Jessie Bekker Details Dietary Supplement Regulation Challenges in University of Arkansas Journal of Food Law & Policy
Burr & Forman health care attorney, Jessie Bekker, published an article in the University of Arkansas Journal of Food Law & Policy, with co-authors Alex Flores and Michael Sinha, discussing the regulation of dietary supplements and deficiencies in the Food and Drug Administration’s (FDA) authority to oversee this sector effectively.
“Despite the increased market size of dietary supplements, the FDA’s pre-market authority to regulate the introduction of dietary supplements into the stream of commerce has remained subdued,” Bekker, Flores and Sinha wrote. “The FDA is taking steps to reign in the multi-billion-dollar industry, but under the Dietary Supplement Health and Education Act of 1994 (DSHEA) – the law granting the FDA authority to regulate dietary supplements – the FDA’s authority is practically limited to post-market review of supplement safety.”
In detailing the FDA’s challenges in addressing health risks associated with adulterated dietary supplements in the market, the authors noted that more than 23,000 emergency department visits per year are attributable to the use of dietary supplements.
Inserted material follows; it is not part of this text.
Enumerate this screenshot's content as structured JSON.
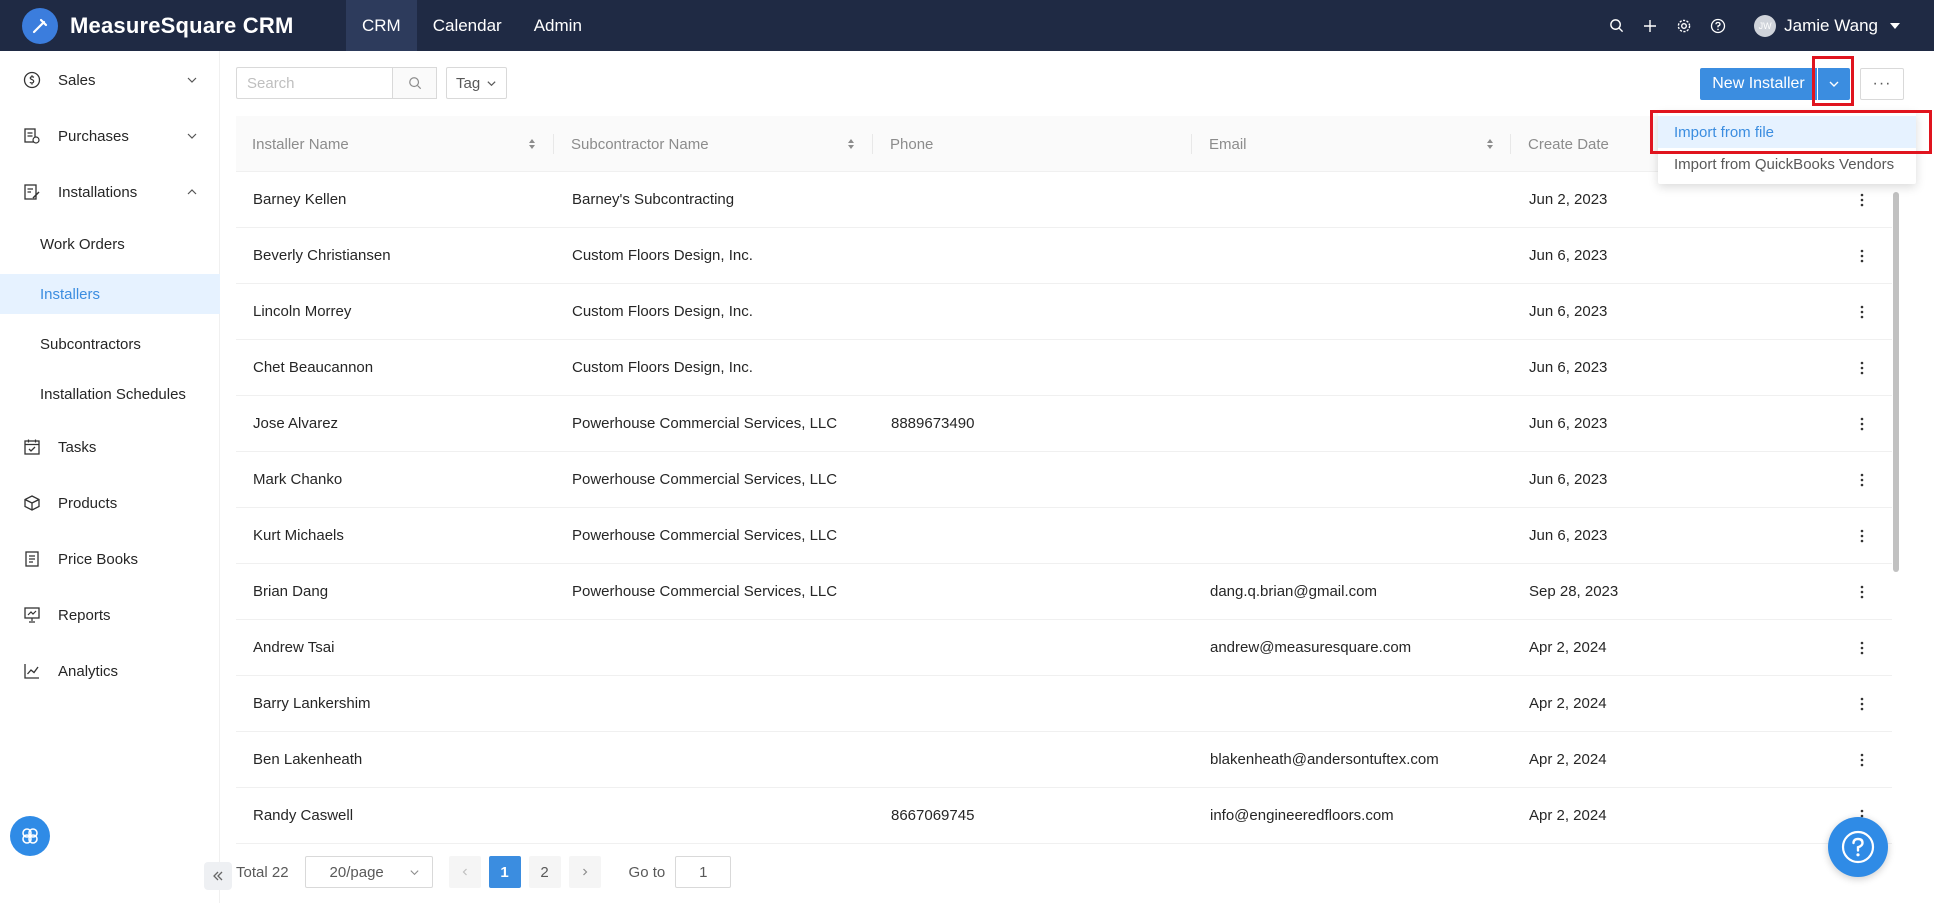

In order to enhance the FDA’s ability to intervene, the article called on Congress to amend DSHEA to grant the FDA the express statutory authority to:
- Regulate dietary supplements before entering the market;
- Require manufacturers to submit Supplement Labels to the FDA for pre-market review;
- Require that supplements undergo both pre-market composition testing and post-market randomized composition testing;
- Strengthen agency authority to remove adulterated dietary supplements from the market; and
- Establish an excise tax on dietary supplements.
The full article is available for download here.